By Edmond Y. Azadian
The collapse of the Soviet Union left behind many unresolved territorial issues which have come to be categorized as “frozen conflicts.” Nagorno Karabagh was one such “frozen conflict,” which today has been defrosted, thawed and even become one of the very hot spots of the region.
Karabagh is now caught in a whirlwind generated by the recent power reconfigurations in the Caucasus region.
An axis is being formed, bringing together Russia, Iran, Turkey and Azerbaijan. Armenia is left out to nobody’s chagrin, but the Karabagh conflict remains one of the stumbling blocks towards the full coagulation of the new alliance.

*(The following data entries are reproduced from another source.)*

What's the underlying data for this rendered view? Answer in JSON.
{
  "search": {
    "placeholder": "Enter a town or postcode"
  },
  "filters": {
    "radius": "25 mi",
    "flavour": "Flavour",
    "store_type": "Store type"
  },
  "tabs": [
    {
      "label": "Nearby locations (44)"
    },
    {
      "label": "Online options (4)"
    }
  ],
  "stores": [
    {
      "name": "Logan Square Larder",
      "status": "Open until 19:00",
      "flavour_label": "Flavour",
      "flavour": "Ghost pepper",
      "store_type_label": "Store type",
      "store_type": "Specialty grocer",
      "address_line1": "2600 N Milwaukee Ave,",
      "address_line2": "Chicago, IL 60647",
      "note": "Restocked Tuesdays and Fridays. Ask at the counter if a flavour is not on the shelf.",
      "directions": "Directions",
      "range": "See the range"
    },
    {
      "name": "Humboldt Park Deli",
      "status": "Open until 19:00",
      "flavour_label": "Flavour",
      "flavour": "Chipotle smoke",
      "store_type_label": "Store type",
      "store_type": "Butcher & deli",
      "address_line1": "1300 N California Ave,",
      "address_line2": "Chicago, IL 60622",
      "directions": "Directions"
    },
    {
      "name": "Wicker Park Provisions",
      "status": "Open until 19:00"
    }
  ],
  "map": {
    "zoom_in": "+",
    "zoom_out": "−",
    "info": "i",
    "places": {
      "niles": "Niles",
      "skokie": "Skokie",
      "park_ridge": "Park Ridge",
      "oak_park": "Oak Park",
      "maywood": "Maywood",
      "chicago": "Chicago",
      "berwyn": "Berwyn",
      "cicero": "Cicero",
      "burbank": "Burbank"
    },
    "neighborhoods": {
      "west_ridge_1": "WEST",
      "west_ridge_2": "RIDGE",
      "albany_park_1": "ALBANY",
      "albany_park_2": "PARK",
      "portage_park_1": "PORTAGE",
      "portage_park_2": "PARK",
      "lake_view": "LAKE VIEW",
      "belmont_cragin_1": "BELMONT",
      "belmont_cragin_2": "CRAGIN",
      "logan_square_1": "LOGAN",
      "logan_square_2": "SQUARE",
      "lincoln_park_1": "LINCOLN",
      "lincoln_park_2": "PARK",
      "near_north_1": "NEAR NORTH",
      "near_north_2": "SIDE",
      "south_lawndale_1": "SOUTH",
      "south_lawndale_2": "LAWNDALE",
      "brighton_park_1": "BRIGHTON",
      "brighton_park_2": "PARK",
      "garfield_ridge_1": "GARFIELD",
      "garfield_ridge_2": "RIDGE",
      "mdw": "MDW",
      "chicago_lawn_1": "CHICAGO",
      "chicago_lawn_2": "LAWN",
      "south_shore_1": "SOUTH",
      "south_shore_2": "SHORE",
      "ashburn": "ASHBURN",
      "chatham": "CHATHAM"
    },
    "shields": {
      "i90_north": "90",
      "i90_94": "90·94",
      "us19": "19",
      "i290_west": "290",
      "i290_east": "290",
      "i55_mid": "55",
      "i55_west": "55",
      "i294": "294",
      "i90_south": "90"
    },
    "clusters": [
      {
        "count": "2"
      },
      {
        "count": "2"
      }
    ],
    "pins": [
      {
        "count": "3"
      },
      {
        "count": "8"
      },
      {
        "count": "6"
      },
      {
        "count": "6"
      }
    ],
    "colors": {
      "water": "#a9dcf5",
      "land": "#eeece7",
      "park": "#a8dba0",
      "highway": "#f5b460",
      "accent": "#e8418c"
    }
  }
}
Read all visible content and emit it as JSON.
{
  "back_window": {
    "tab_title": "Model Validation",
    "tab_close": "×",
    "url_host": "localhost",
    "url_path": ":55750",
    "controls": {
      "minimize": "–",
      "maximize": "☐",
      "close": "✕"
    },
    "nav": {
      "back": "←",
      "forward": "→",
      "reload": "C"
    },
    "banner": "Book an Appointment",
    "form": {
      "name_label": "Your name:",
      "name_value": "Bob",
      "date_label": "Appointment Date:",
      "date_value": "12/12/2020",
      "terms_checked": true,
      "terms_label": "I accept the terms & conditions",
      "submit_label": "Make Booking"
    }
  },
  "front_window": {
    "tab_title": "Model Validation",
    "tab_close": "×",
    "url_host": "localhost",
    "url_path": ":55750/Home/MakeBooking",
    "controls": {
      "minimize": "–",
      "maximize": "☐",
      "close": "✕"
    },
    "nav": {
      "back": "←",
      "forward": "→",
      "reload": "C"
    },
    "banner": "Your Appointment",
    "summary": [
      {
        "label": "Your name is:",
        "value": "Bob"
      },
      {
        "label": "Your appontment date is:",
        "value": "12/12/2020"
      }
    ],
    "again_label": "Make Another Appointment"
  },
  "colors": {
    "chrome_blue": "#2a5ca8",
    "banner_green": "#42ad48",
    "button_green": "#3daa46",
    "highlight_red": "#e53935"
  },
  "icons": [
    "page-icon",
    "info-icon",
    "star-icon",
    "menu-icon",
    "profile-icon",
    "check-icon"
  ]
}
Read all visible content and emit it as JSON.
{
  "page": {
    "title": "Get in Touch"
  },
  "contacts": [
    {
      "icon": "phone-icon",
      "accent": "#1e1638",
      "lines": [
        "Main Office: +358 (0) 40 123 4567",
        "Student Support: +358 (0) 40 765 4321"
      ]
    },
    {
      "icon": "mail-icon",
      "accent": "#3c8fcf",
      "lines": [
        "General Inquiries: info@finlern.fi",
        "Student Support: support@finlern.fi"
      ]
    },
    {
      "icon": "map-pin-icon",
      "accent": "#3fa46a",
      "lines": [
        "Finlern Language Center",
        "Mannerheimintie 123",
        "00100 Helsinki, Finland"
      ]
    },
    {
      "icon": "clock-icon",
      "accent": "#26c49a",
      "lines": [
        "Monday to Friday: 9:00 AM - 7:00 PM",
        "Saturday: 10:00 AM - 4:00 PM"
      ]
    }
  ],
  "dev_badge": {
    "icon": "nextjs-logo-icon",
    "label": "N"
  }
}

Since the signing of the cease-fire regime in 1994 between Armenia and Azerbaijan, brokered by the Kremlin, the Karabagh issue has been a permanent feature on the agenda of the Organization for Security and Cooperation in Europe (OSCE). For a period of time, Karabagh was party to the negotiations, but upon Azerbaijan’s objections, it was removed from the negotiation table and Yerevan did not make an issue out of it in order not to jeopardize the ongoing talks. However, at this time, negotiations have intensified between Russia, Turkey, Iran and Azerbaijan, and even Armenia itself has been marginalized.
After his recent meeting with President Vladimir Putin in St. Petersburg, President Recep Tayyip Erdogan made a blunt statement to the Turkish Aksam newspaper, saying: “There is progress in the resolution of Karabagh conflict. … To begin with if the five regions occupied by Armenian forces are liberated, then we can talk about the process of regulating the region. … The entire world is aware that Azerbaijani territories have been occupied by Armenia. … If all the parties accept this fact, then why not put an end to the occupation?”